Mexico: high-speed train
Mexico will in the next few weeks reopen bidding for this week for 130-mile high-speed passenger rail line, which connects the capital with the central city of Queretaro.
Bidders will have six months to present proposals for a project, which will be similar to an earlier one, which the government cancelled last October 20, five days after awarding it to a consortium led by China Railway Construction Corporation, and which includes local firms Prodemex (only in Spanish) Grupo GIA (only in Spanish), Constructora Teya, and GHP Infraestructura Mexicana.
The project was derailed by allegations that a member of the consortium had built a $7 million home for President Enrique Peña.
Several companies have said that they will bid on the project, including Alstom of France, and Canada’s Bombardier, which has a railcar factory in Hidalgo State.
The winner is expected to invest around $3.8 billion, which would be recovered mainly through passenger revenue.

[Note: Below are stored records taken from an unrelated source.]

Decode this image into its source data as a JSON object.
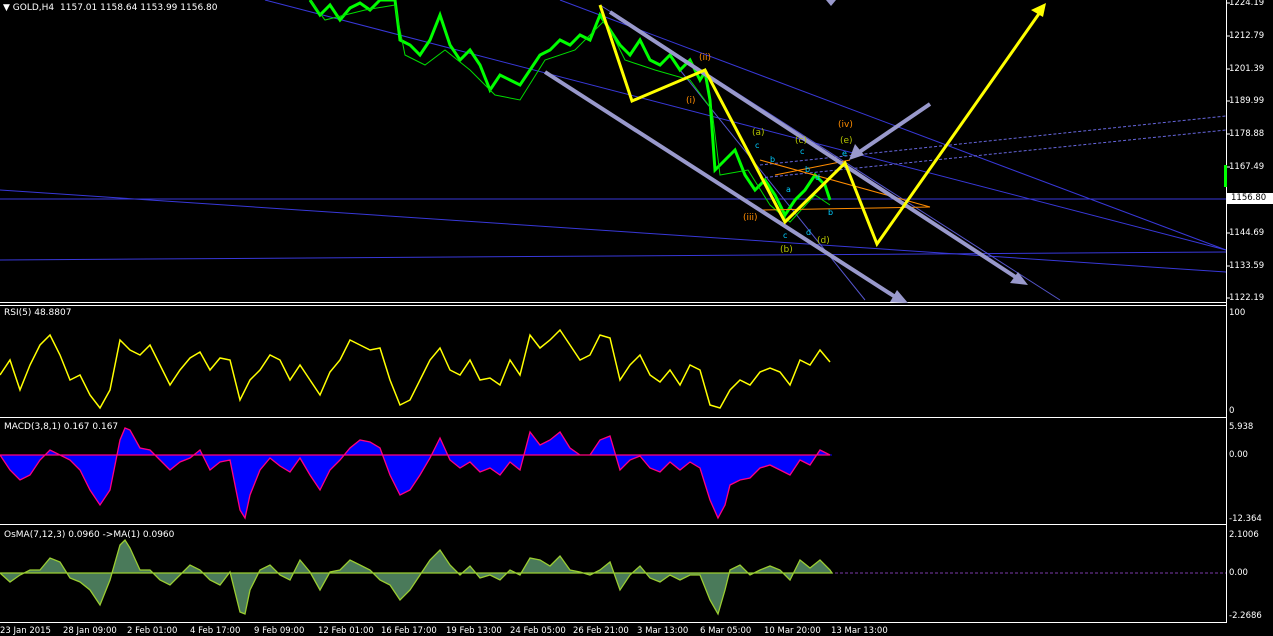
{
  "main_pane": {
    "title": "GOLD,H4",
    "ohlc": "1157.01 1158.64 1153.99 1156.80",
    "current_price": "1156.80",
    "price_ticks": [
      "1224.19",
      "1212.79",
      "1201.39",
      "1189.99",
      "1178.88",
      "1167.49",
      "1144.69",
      "1133.59",
      "1122.19"
    ]
  },
  "rsi_pane": {
    "title": "RSI(5) 48.8807",
    "ticks": [
      "100",
      "0"
    ]
  },
  "macd_pane": {
    "title": "MACD(3,8,1) 0.167 0.167",
    "ticks": [
      "5.938",
      "0.00",
      "-12.364"
    ]
  },
  "osma_pane": {
    "title": "OsMA(7,12,3) 0.0960  ->MA(1) 0.0960",
    "ticks": [
      "2.1006",
      "0.00",
      "-2.2686"
    ]
  },
  "time_axis": [
    "23 Jan 2015",
    "28 Jan 09:00",
    "2 Feb 01:00",
    "4 Feb 17:00",
    "9 Feb 09:00",
    "12 Feb 01:00",
    "16 Feb 17:00",
    "19 Feb 13:00",
    "24 Feb 05:00",
    "26 Feb 21:00",
    "3 Mar 13:00",
    "6 Mar 05:00",
    "10 Mar 20:00",
    "13 Mar 13:00"
  ],
  "wave_labels": {
    "ii": "(ii)",
    "i": "(i)",
    "iii": "(iii)",
    "iv": "(iv)",
    "a": "(a)",
    "b": "(b)",
    "c": "(c)",
    "d": "(d)",
    "e": "(e)",
    "sc1": "c",
    "sb1": "b",
    "sa1": "a",
    "sb2": "b",
    "sc2": "c",
    "sd1": "d",
    "se1": "e",
    "sb3": "b",
    "sc3": "c",
    "sd2": "d"
  },
  "colors": {
    "background": "#000000",
    "candles": "#00ff00",
    "trendlines": "#4040ff",
    "arrows": "#9999cc",
    "elliott": "#ffff00",
    "rsi": "#ffff00",
    "macd_hist": "#0000ff",
    "macd_signal": "#ff0080",
    "osma_line": "#9acd32",
    "wave_orange": "#ff8c00",
    "wave_olive": "#b5c400",
    "wave_cyan": "#00ccff"
  }
}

The line will transport some 23,000 passengers per day at speeds of close to 200 kilometers per hour, unprecedented in Latin America, according to officials.
The Chinese-led consortium was the solo bidder on the previous tender, which was open for only 45 days.
The government had to move quickly on the project, because an efficient rail corridor is a priority, said Transport Minister Gerardo Ruiz.